The piece is heady and leans philosophically towards self-reflection and self-irony. Though it claims to start from an autobiographical standpoint, “truth” is just a springboard for the collection of characters that we are introduced to and the stories that we hear. The characters, who are, for the most part only encountered once each, include Me (a character that we understand to be MacIvor himself), Will (the pessimistic philosophical embodiment of Me’s motivation), Warren (what is it with characters named Warren at this year’s festival?), The Lawyer, and several others. Each character gives a fast-paced and revealing monologue that links them to at least one other character.
The amazing thing about the production is its precision.
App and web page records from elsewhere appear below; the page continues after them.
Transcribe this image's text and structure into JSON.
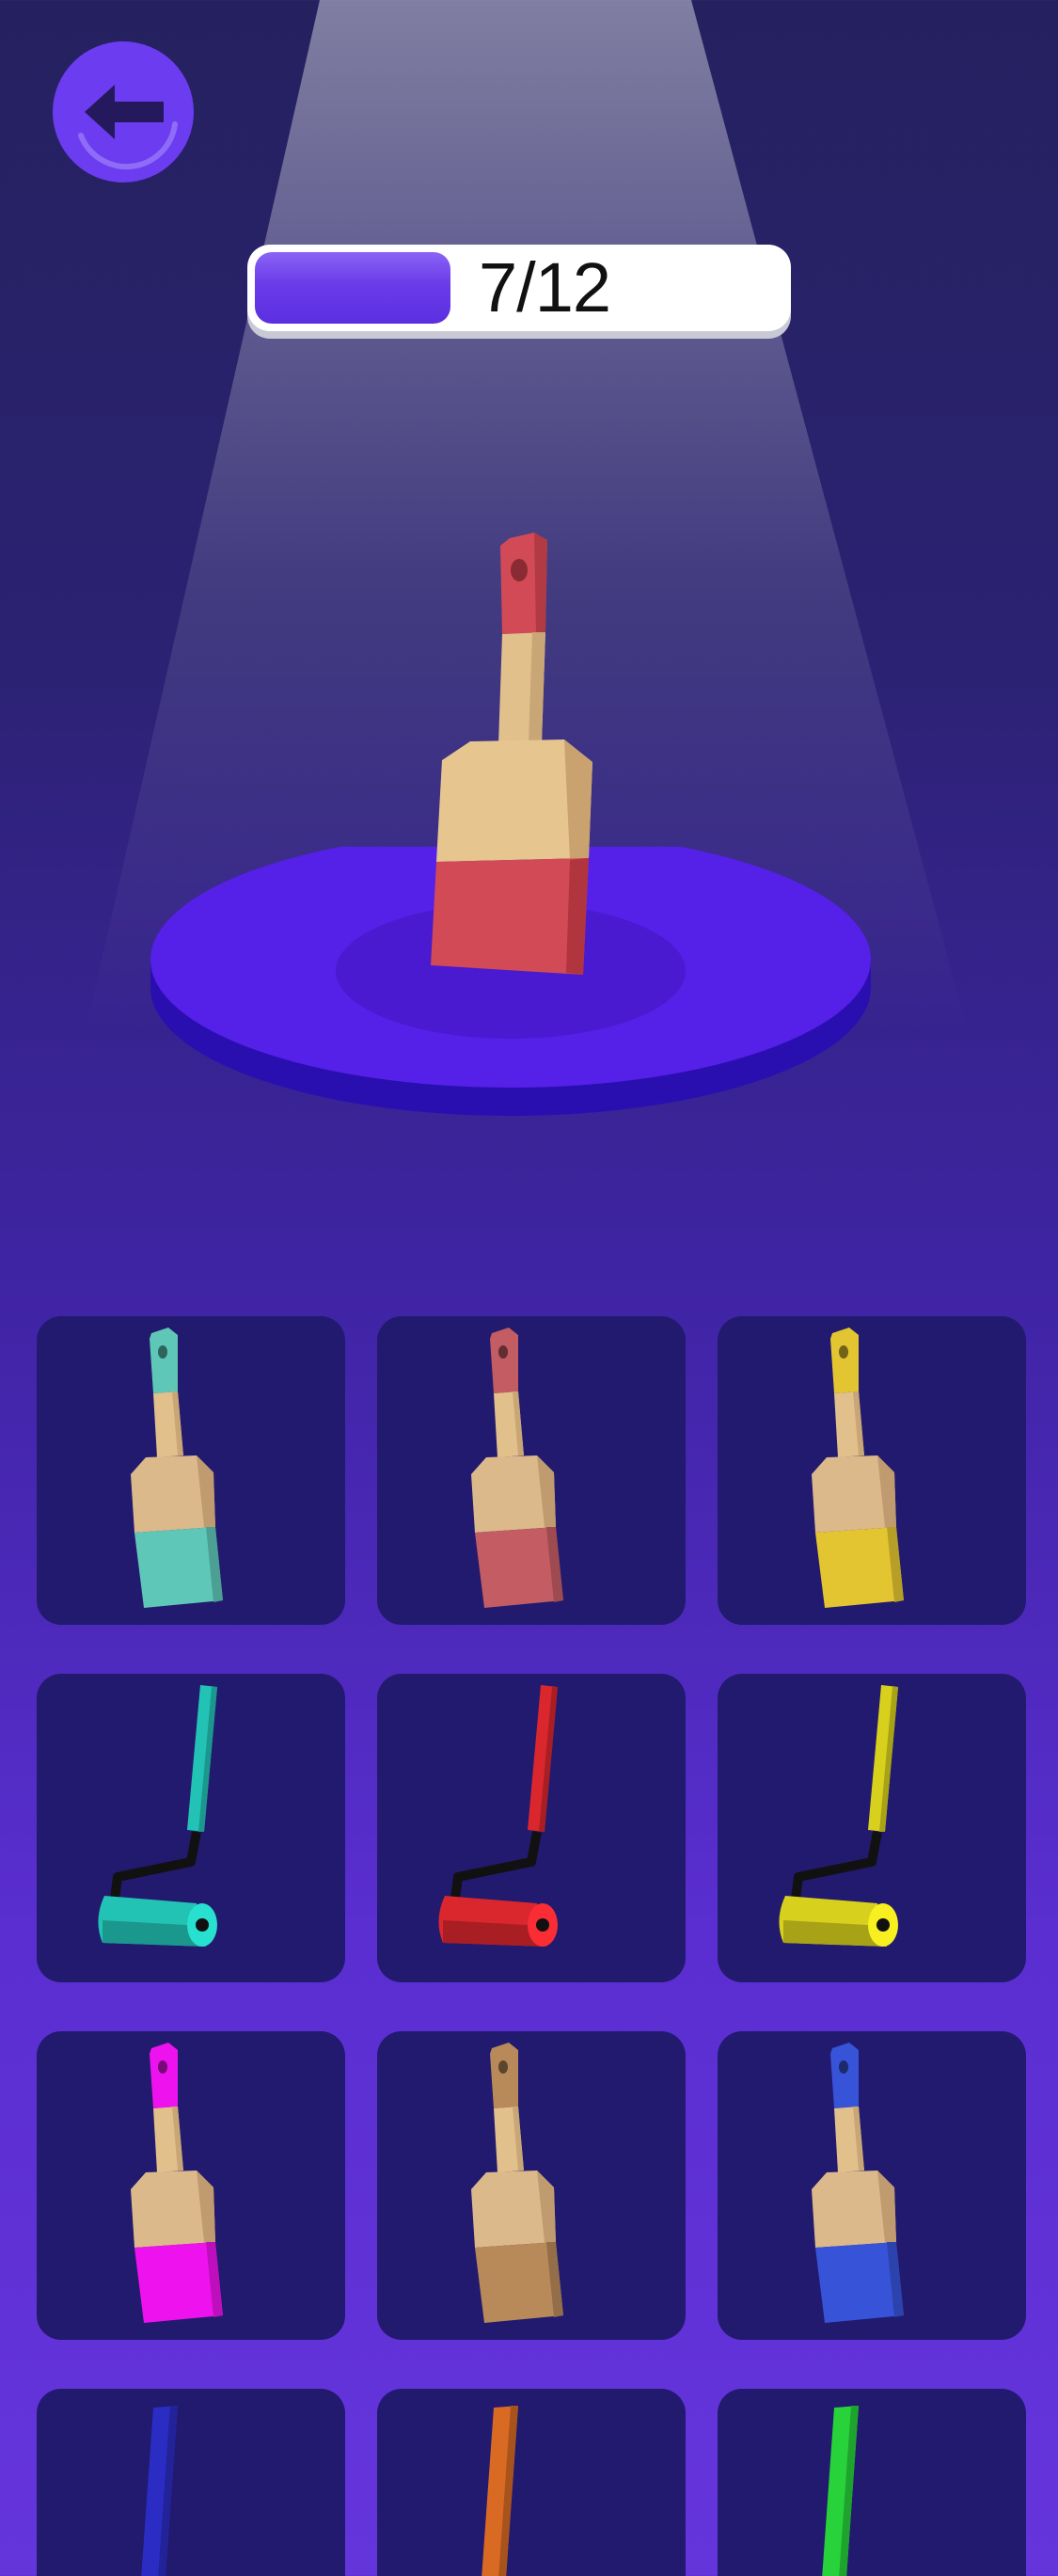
{
  "header": {
    "back_icon": "arrow-left-icon"
  },
  "progress": {
    "text": "7/12",
    "value": 7,
    "total": 12,
    "fill_fraction": 0.37
  },
  "colors": {
    "accent": "#6b3cf0",
    "pedestal": "#5520e8",
    "slot_bg": "#221a6e"
  },
  "showcase": {
    "item": "paint-brush",
    "color": "#d24a55"
  },
  "inventory": [
    {
      "type": "brush",
      "color": "#5ec7b8",
      "name": "teal-brush"
    },
    {
      "type": "brush",
      "color": "#c45c64",
      "name": "rose-brush"
    },
    {
      "type": "brush",
      "color": "#e3c531",
      "name": "yellow-brush"
    },
    {
      "type": "roller",
      "color": "#22c3b5",
      "name": "teal-roller"
    },
    {
      "type": "roller",
      "color": "#d9272d",
      "name": "red-roller"
    },
    {
      "type": "roller",
      "color": "#d7d01c",
      "name": "yellow-roller"
    },
    {
      "type": "brush",
      "color": "#ee13ee",
      "name": "magenta-brush"
    },
    {
      "type": "brush",
      "color": "#b88a5a",
      "name": "tan-brush"
    },
    {
      "type": "brush",
      "color": "#3753d8",
      "name": "blue-brush"
    },
    {
      "type": "stick",
      "color": "#2b2cc4",
      "name": "indigo-item"
    },
    {
      "type": "stick",
      "color": "#d96a24",
      "name": "orange-item"
    },
    {
      "type": "stick",
      "color": "#27d23a",
      "name": "green-item"
    }
  ]
}
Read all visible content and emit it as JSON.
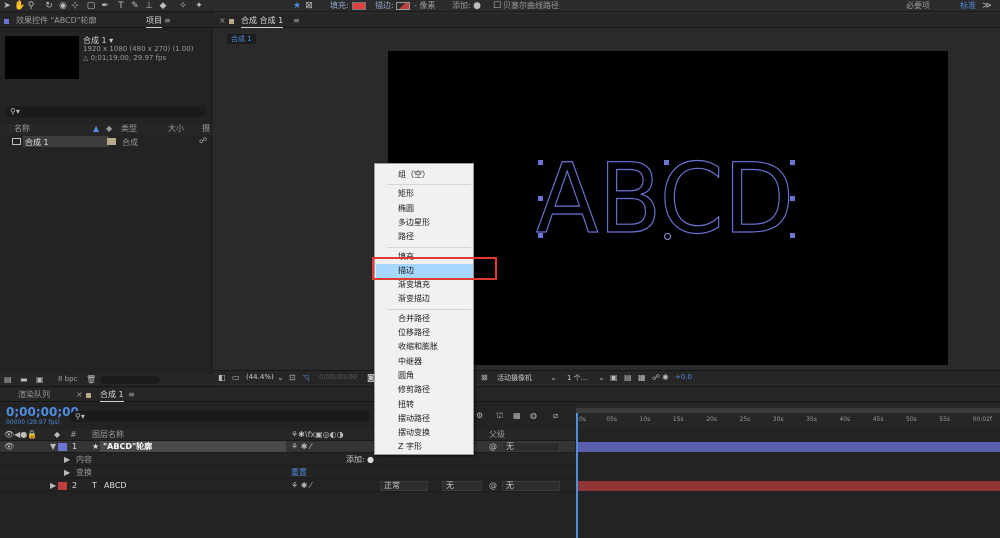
{
  "toolbar": {
    "fill_label": "填充:",
    "stroke_label": "描边:",
    "px_label": "- 像素",
    "add_label": "添加:",
    "bezier_label": "贝塞尔曲线路径",
    "workspace_essentials": "必要项",
    "workspace_standard": "标准",
    "fill_color": "#e04040",
    "stroke_color": "#c04040"
  },
  "project_panel": {
    "tab_effects": "效果控件 \"ABCD\"轮廓",
    "tab_project": "项目",
    "comp_name": "合成 1 ▾",
    "comp_res": "1920 x 1080 (480 x 270) (1.00)",
    "comp_info": "△ 0;01;19;00, 29.97 fps",
    "search_icon": "⚲▾",
    "col_name": "名称",
    "col_type": "类型",
    "col_size": "大小",
    "col_fr": "摄",
    "item_name": "合成 1",
    "item_type": "合成",
    "bpc": "8 bpc"
  },
  "viewer": {
    "close_mark": "×",
    "tab_label": "合成 合成 1",
    "subtab_label": "合成 1",
    "canvas_text": "ABCD",
    "zoom": "(44.4%)",
    "timecode": "0;00;00;00",
    "camera": "活动摄像机",
    "views": "1 个...",
    "exposure": "+0.0"
  },
  "timeline": {
    "tab_render": "渲染队列",
    "tab_comp": "合成 1",
    "timecode": "0;00;00;00",
    "timecode_sub": "00000 (29.97 fps)",
    "col_num": "#",
    "col_layer_name": "图层名称",
    "col_parent": "父级",
    "ruler_ticks": [
      "0s",
      "05s",
      "10s",
      "15s",
      "20s",
      "25s",
      "30s",
      "35s",
      "40s",
      "45s",
      "50s",
      "55s",
      "00:02f"
    ],
    "layers": [
      {
        "num": "1",
        "icon": "★",
        "name": "\"ABCD\"轮廓",
        "parent": "无",
        "color": "#6b73d6",
        "bar_color": "#5a5fae"
      },
      {
        "num": "2",
        "icon": "T",
        "name": "ABCD",
        "mode": "正常",
        "trkmat": "无",
        "parent": "无",
        "color": "#c23c3c",
        "bar_color": "#8f3535"
      }
    ],
    "sub_contents": "内容",
    "sub_add": "添加:",
    "sub_transform": "变换",
    "sub_reset": "重置"
  },
  "context_menu": {
    "items": [
      {
        "label": "组（空）"
      },
      {
        "label": "矩形"
      },
      {
        "label": "椭圆"
      },
      {
        "label": "多边星形"
      },
      {
        "label": "路径"
      },
      {
        "label": "填充"
      },
      {
        "label": "描边",
        "highlighted": true
      },
      {
        "label": "渐变填充"
      },
      {
        "label": "渐变描边"
      },
      {
        "label": "合并路径"
      },
      {
        "label": "位移路径"
      },
      {
        "label": "收缩和膨胀"
      },
      {
        "label": "中继器"
      },
      {
        "label": "圆角"
      },
      {
        "label": "修剪路径"
      },
      {
        "label": "扭转"
      },
      {
        "label": "摆动路径"
      },
      {
        "label": "摆动变换"
      },
      {
        "label": "Z 字形"
      }
    ]
  }
}
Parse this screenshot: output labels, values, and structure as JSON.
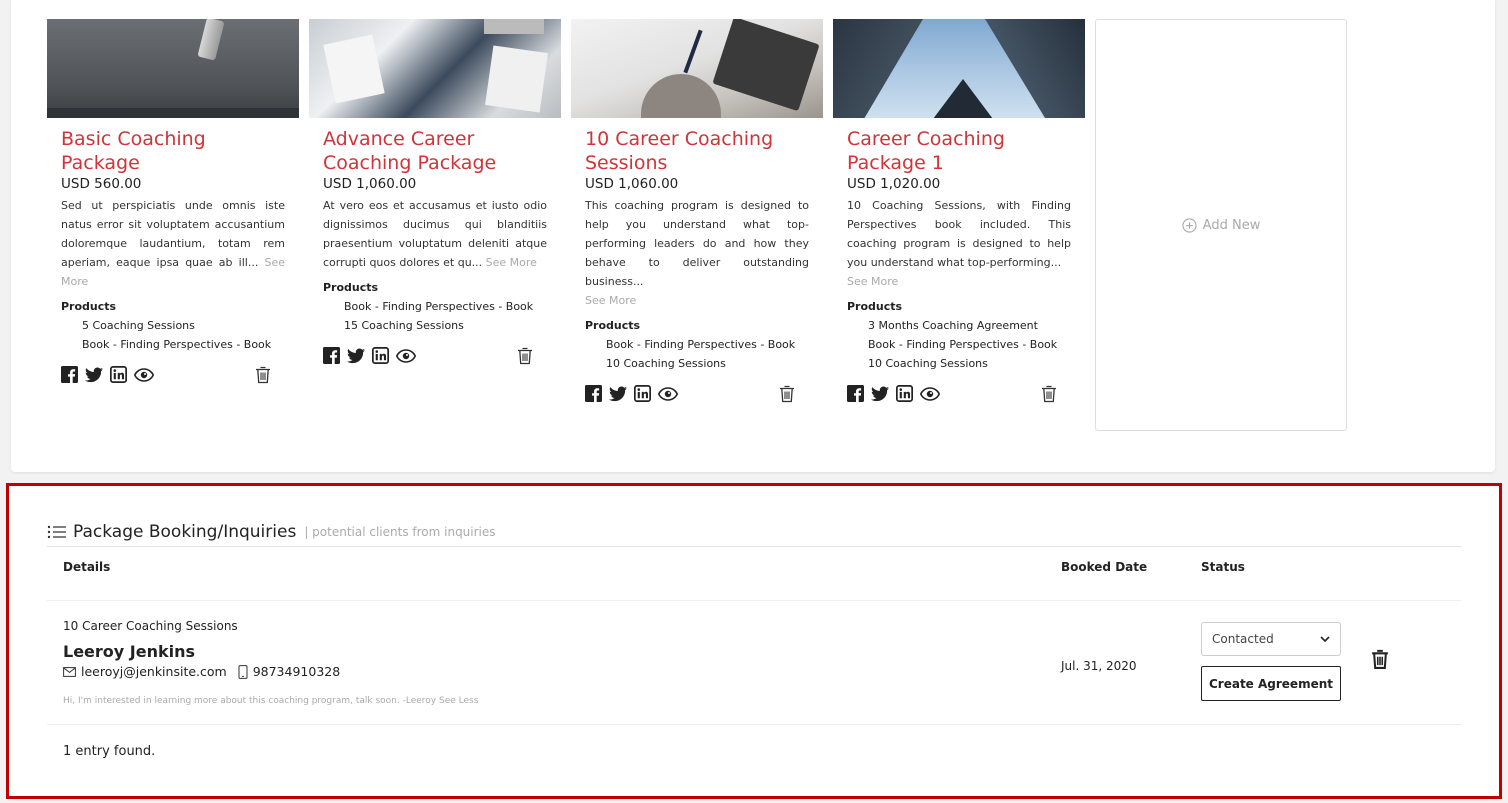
{
  "packages": [
    {
      "title": "Basic Coaching Package",
      "price": "USD 560.00",
      "description": "Sed ut perspiciatis unde omnis iste natus error sit voluptatem accusantium doloremque laudantium, totam rem aperiam, eaque ipsa quae ab ill...",
      "see_more": "See More",
      "products_heading": "Products",
      "products": [
        "5 Coaching Sessions",
        "Book - Finding Perspectives - Book"
      ]
    },
    {
      "title": "Advance Career Coaching Package",
      "price": "USD 1,060.00",
      "description": "At vero eos et accusamus et iusto odio dignissimos ducimus qui blanditiis praesentium voluptatum deleniti atque corrupti quos dolores et qu...",
      "see_more": "See More",
      "products_heading": "Products",
      "products": [
        "Book - Finding Perspectives - Book",
        "15 Coaching Sessions"
      ]
    },
    {
      "title": "10 Career Coaching Sessions",
      "price": "USD 1,060.00",
      "description": "This coaching program is designed to help you understand what top-performing leaders do and how they behave to deliver outstanding business...",
      "see_more": "See More",
      "products_heading": "Products",
      "products": [
        "Book - Finding Perspectives - Book",
        "10 Coaching Sessions"
      ]
    },
    {
      "title": "Career Coaching Package 1",
      "price": "USD 1,020.00",
      "description": "10 Coaching Sessions, with Finding Perspectives book included. This coaching program is designed to help you understand what top-performing...",
      "see_more": "See More",
      "products_heading": "Products",
      "products": [
        "3 Months Coaching Agreement",
        "Book - Finding Perspectives - Book",
        "10 Coaching Sessions"
      ]
    }
  ],
  "add_new_label": "Add New",
  "booking": {
    "title": "Package Booking/Inquiries",
    "subtitle": "| potential clients from inquiries",
    "columns": {
      "details": "Details",
      "booked_date": "Booked Date",
      "status": "Status"
    },
    "row": {
      "package": "10 Career Coaching Sessions",
      "client_name": "Leeroy Jenkins",
      "email": "leeroyj@jenkinsite.com",
      "phone": "98734910328",
      "message": "Hi, I'm interested in learning more about this coaching program, talk soon. -Leeroy",
      "see_less": "See Less",
      "booked_date": "Jul. 31, 2020",
      "status": "Contacted",
      "create_agreement": "Create Agreement"
    },
    "count": "1 entry found."
  },
  "colors": {
    "title_red": "#d13438",
    "highlight_border": "#c00000"
  }
}
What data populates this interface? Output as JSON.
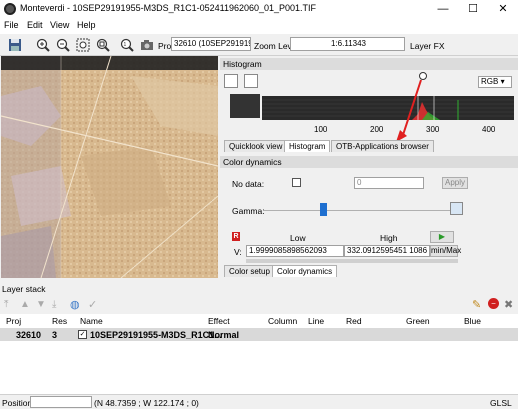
{
  "window": {
    "title": "Monteverdi - 10SEP29191955-M3DS_R1C1-052411962060_01_P001.TIF",
    "minimize": "—",
    "maximize": "☐",
    "close": "✕"
  },
  "menu": [
    "File",
    "Edit",
    "View",
    "Help"
  ],
  "toolbar": {
    "proj_label": "Proj",
    "proj_value": "32610 (10SEP291919",
    "zoom_label": "Zoom Level",
    "zoom_value": "1:6.11343",
    "layerfx_label": "Layer FX"
  },
  "histogram": {
    "title": "Histogram",
    "mode": "RGB",
    "ticks": [
      "100",
      "200",
      "300",
      "400"
    ],
    "colors": {
      "red": "#e03030",
      "green": "#30b030",
      "blue": "#3050e0"
    }
  },
  "right_tabs": [
    "Quicklook view",
    "Histogram",
    "OTB-Applications browser"
  ],
  "color_dynamics": {
    "title": "Color dynamics",
    "nodata_label": "No data:",
    "nodata_value": "0",
    "apply_label": "Apply",
    "gamma_label": "Gamma:",
    "channel_badge": "R",
    "low_label": "Low",
    "high_label": "High",
    "v_label": "V:",
    "low_value": "1.9999085898562093",
    "high_value": "332.0912595451 1086",
    "minmax_label": "min/Max"
  },
  "bottom_tabs": [
    "Color setup",
    "Color dynamics"
  ],
  "layer_stack": {
    "title": "Layer stack",
    "columns": [
      "Proj",
      "Res",
      "Name",
      "Effect",
      "Column",
      "Line",
      "Red",
      "Green",
      "Blue"
    ],
    "rows": [
      {
        "proj": "32610",
        "res": "3",
        "name": "10SEP29191955-M3DS_R1C1...",
        "effect": "Normal"
      }
    ]
  },
  "status": {
    "position_label": "Position",
    "coords": "(N 48.7359 ; W 122.174 ; 0)",
    "renderer": "GLSL"
  }
}
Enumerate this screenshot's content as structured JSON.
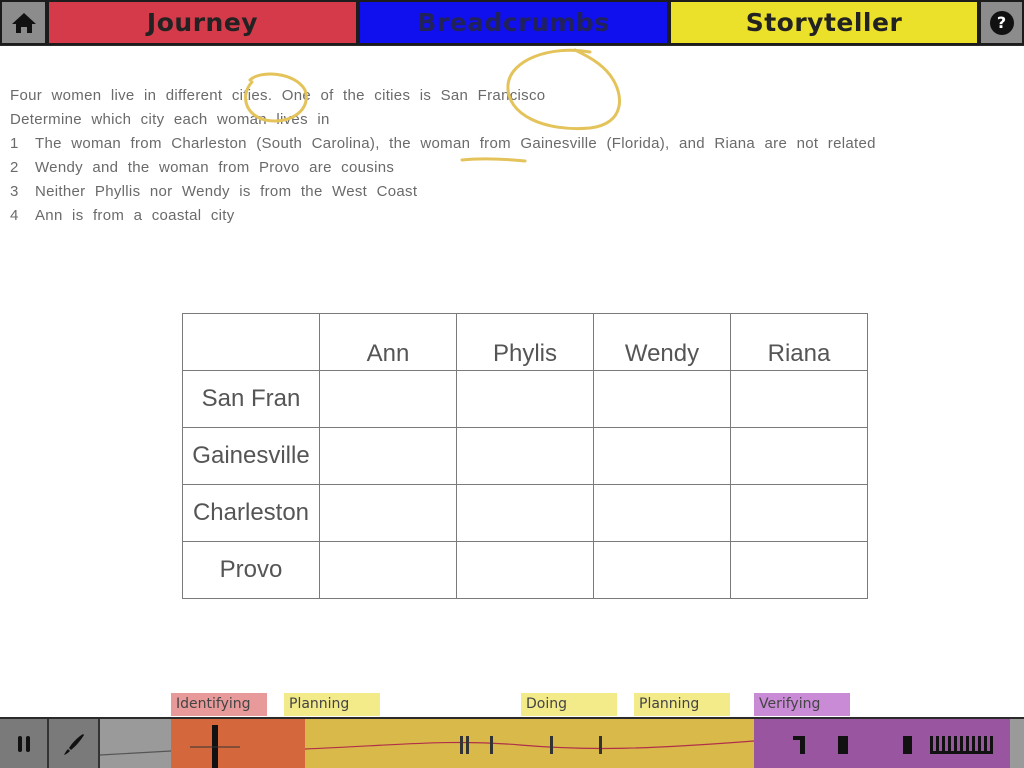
{
  "header": {
    "home_icon": "home-icon",
    "tabs": [
      {
        "label": "Journey",
        "color": "#d43a4a",
        "text_color": "#222222"
      },
      {
        "label": "Breadcrumbs",
        "color": "#1010ee",
        "text_color": "#22225a"
      },
      {
        "label": "Storyteller",
        "color": "#ece12a",
        "text_color": "#222222"
      }
    ],
    "help_label": "?"
  },
  "puzzle": {
    "intro": "Four women live in different cities. One of the cities is San Francisco",
    "question": "Determine which city each woman lives in",
    "clues": [
      {
        "num": "1",
        "text": "The woman from Charleston (South Carolina), the woman from Gainesville (Florida), and Riana are not related"
      },
      {
        "num": "2",
        "text": "Wendy and the woman from Provo are cousins"
      },
      {
        "num": "3",
        "text": "Neither Phyllis nor Wendy is from the West Coast"
      },
      {
        "num": "4",
        "text": "Ann is from a coastal city"
      }
    ]
  },
  "grid": {
    "columns": [
      "Ann",
      "Phylis",
      "Wendy",
      "Riana"
    ],
    "rows": [
      "San Fran",
      "Gainesville",
      "Charleston",
      "Provo"
    ]
  },
  "timeline": {
    "stages": [
      {
        "label": "Identifying",
        "color": "#e89a9a"
      },
      {
        "label": "Planning",
        "color": "#f3ea8a"
      },
      {
        "label": "Doing",
        "color": "#f3ea8a"
      },
      {
        "label": "Planning",
        "color": "#f3ea8a"
      },
      {
        "label": "Verifying",
        "color": "#c98ad6"
      }
    ],
    "segment_colors": {
      "identifying": "#d4673c",
      "planning": "#d9b94a",
      "verifying": "#9a55a0"
    },
    "controls": {
      "pause_icon": "pause-icon",
      "pen_icon": "pen-icon"
    }
  },
  "annotation_color": "#e3c35a"
}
Lighting, direction, soundscape, and performance are all minimalist and yet minutely detailed and exact. I was impressed that, though the text flows fast and furious, MacIvor never sounds like he is speaking memorized text. Ever.
Last night the whole theatre was right there with MacIvor, in the palm of his hand. Though MacIvor warns throughout that there are no happy endings, we were all caught up in the laughter that comes with an accurate reveal and self-recognition. MacIvor led us all, laughing, straight to the tragedy of the piece. And then, with a little smile, reminded us that he made all of the stories up.
Magnetic North Theatre Festival
June 3-11, 2011
Ottawa, Ontario, Canada